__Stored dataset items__
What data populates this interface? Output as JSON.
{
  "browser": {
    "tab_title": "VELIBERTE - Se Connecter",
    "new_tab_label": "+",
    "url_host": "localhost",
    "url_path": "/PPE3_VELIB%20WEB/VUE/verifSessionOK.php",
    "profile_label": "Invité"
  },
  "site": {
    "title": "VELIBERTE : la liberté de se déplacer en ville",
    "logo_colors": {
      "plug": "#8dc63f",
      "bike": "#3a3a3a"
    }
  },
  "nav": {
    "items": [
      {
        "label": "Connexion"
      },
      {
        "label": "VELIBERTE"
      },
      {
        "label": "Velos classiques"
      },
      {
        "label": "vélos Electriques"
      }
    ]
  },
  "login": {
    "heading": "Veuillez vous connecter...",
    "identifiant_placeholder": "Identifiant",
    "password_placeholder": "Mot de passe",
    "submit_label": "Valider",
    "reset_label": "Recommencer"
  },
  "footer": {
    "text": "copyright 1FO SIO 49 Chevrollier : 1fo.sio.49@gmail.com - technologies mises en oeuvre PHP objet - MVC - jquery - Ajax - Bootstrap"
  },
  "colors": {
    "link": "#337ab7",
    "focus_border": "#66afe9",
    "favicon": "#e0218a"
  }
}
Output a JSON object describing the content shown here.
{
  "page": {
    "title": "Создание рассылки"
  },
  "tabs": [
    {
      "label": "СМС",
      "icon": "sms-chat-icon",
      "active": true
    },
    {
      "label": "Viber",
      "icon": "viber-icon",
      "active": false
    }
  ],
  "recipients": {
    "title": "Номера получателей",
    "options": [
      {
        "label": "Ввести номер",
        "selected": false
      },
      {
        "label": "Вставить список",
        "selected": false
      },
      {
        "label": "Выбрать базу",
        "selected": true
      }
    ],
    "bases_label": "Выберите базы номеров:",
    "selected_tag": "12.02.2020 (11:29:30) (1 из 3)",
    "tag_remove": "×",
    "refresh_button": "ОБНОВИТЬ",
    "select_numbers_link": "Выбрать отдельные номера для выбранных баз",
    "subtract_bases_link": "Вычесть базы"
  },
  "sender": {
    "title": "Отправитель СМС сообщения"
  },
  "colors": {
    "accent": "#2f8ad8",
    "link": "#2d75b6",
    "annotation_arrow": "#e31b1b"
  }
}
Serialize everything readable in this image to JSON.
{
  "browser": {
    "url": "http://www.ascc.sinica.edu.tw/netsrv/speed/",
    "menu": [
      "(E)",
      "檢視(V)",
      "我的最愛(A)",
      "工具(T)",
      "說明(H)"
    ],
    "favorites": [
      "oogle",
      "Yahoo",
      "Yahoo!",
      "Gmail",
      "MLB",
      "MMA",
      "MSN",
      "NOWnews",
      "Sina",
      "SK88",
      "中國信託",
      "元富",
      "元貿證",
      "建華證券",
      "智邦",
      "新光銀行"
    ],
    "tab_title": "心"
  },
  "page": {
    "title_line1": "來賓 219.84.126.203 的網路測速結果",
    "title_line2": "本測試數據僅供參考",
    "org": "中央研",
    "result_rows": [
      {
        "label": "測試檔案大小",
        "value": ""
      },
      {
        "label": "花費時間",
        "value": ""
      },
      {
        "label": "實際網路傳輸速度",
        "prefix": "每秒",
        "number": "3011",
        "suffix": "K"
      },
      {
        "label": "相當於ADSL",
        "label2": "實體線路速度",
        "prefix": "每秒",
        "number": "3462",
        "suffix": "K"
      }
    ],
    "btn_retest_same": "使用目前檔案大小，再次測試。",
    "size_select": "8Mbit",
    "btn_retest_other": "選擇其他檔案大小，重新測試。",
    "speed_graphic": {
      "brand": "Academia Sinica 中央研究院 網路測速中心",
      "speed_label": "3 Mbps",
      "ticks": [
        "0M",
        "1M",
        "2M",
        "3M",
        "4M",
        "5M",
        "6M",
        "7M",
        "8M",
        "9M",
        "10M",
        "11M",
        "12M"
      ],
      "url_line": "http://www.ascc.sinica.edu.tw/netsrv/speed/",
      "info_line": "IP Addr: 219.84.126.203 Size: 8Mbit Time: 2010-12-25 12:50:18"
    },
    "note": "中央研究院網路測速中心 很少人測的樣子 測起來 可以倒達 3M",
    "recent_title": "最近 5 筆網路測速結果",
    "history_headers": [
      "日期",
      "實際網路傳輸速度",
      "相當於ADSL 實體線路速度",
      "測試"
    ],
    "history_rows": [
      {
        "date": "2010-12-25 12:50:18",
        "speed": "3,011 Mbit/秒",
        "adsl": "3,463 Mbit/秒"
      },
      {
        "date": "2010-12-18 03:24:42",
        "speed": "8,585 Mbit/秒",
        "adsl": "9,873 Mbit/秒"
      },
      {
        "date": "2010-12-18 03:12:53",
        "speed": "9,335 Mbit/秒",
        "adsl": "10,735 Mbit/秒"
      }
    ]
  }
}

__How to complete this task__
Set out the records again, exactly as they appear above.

__Task output__
What data populates this interface? Output as JSON.
{
  "browser": {
    "tab_title": "VELIBERTE - Se Connecter",
    "new_tab_label": "+",
    "url_host": "localhost",
    "url_path": "/PPE3_VELIB%20WEB/VUE/verifSessionOK.php",
    "profile_label": "Invité"
  },
  "site": {
    "title": "VELIBERTE : la liberté de se déplacer en ville",
    "logo_colors": {
      "plug": "#8dc63f",
      "bike": "#3a3a3a"
    }
  },
  "nav": {
    "items": [
      {
        "label": "Connexion"
      },
      {
        "label": "VELIBERTE"
      },
      {
        "label": "Velos classiques"
      },
      {
        "label": "vélos Electriques"
      }
    ]
  },
  "login": {
    "heading": "Veuillez vous connecter...",
    "identifiant_placeholder": "Identifiant",
    "password_placeholder": "Mot de passe",
    "submit_label": "Valider",
    "reset_label": "Recommencer"
  },
  "footer": {
    "text": "copyright 1FO SIO 49 Chevrollier : 1fo.sio.49@gmail.com - technologies mises en oeuvre PHP objet - MVC - jquery - Ajax - Bootstrap"
  },
  "colors": {
    "link": "#337ab7",
    "focus_border": "#66afe9",
    "favicon": "#e0218a"
  }
}
Output a JSON object describing the content shown here.
{
  "page": {
    "title": "Создание рассылки"
  },
  "tabs": [
    {
      "label": "СМС",
      "icon": "sms-chat-icon",
      "active": true
    },
    {
      "label": "Viber",
      "icon": "viber-icon",
      "active": false
    }
  ],
  "recipients": {
    "title": "Номера получателей",
    "options": [
      {
        "label": "Ввести номер",
        "selected": false
      },
      {
        "label": "Вставить список",
        "selected": false
      },
      {
        "label": "Выбрать базу",
        "selected": true
      }
    ],
    "bases_label": "Выберите базы номеров:",
    "selected_tag": "12.02.2020 (11:29:30) (1 из 3)",
    "tag_remove": "×",
    "refresh_button": "ОБНОВИТЬ",
    "select_numbers_link": "Выбрать отдельные номера для выбранных баз",
    "subtract_bases_link": "Вычесть базы"
  },
  "sender": {
    "title": "Отправитель СМС сообщения"
  },
  "colors": {
    "accent": "#2f8ad8",
    "link": "#2d75b6",
    "annotation_arrow": "#e31b1b"
  }
}
Serialize everything readable in this image to JSON.
{
  "browser": {
    "url": "http://www.ascc.sinica.edu.tw/netsrv/speed/",
    "menu": [
      "(E)",
      "檢視(V)",
      "我的最愛(A)",
      "工具(T)",
      "說明(H)"
    ],
    "favorites": [
      "oogle",
      "Yahoo",
      "Yahoo!",
      "Gmail",
      "MLB",
      "MMA",
      "MSN",
      "NOWnews",
      "Sina",
      "SK88",
      "中國信託",
      "元富",
      "元貿證",
      "建華證券",
      "智邦",
      "新光銀行"
    ],
    "tab_title": "心"
  },
  "page": {
    "title_line1": "來賓 219.84.126.203 的網路測速結果",
    "title_line2": "本測試數據僅供參考",
    "org": "中央研",
    "result_rows": [
      {
        "label": "測試檔案大小",
        "value": ""
      },
      {
        "label": "花費時間",
        "value": ""
      },
      {
        "label": "實際網路傳輸速度",
        "prefix": "每秒",
        "number": "3011",
        "suffix": "K"
      },
      {
        "label": "相當於ADSL",
        "label2": "實體線路速度",
        "prefix": "每秒",
        "number": "3462",
        "suffix": "K"
      }
    ],
    "btn_retest_same": "使用目前檔案大小，再次測試。",
    "size_select": "8Mbit",
    "btn_retest_other": "選擇其他檔案大小，重新測試。",
    "speed_graphic": {
      "brand": "Academia Sinica 中央研究院 網路測速中心",
      "speed_label": "3 Mbps",
      "ticks": [
        "0M",
        "1M",
        "2M",
        "3M",
        "4M",
        "5M",
        "6M",
        "7M",
        "8M",
        "9M",
        "10M",
        "11M",
        "12M"
      ],
      "url_line": "http://www.ascc.sinica.edu.tw/netsrv/speed/",
      "info_line": "IP Addr: 219.84.126.203 Size: 8Mbit Time: 2010-12-25 12:50:18"
    },
    "note": "中央研究院網路測速中心 很少人測的樣子 測起來 可以倒達 3M",
    "recent_title": "最近 5 筆網路測速結果",
    "history_headers": [
      "日期",
      "實際網路傳輸速度",
      "相當於ADSL 實體線路速度",
      "測試"
    ],
    "history_rows": [
      {
        "date": "2010-12-25 12:50:18",
        "speed": "3,011 Mbit/秒",
        "adsl": "3,463 Mbit/秒"
      },
      {
        "date": "2010-12-18 03:24:42",
        "speed": "8,585 Mbit/秒",
        "adsl": "9,873 Mbit/秒"
      },
      {
        "date": "2010-12-18 03:12:53",
        "speed": "9,335 Mbit/秒",
        "adsl": "10,735 Mbit/秒"
      }
    ]
  }
}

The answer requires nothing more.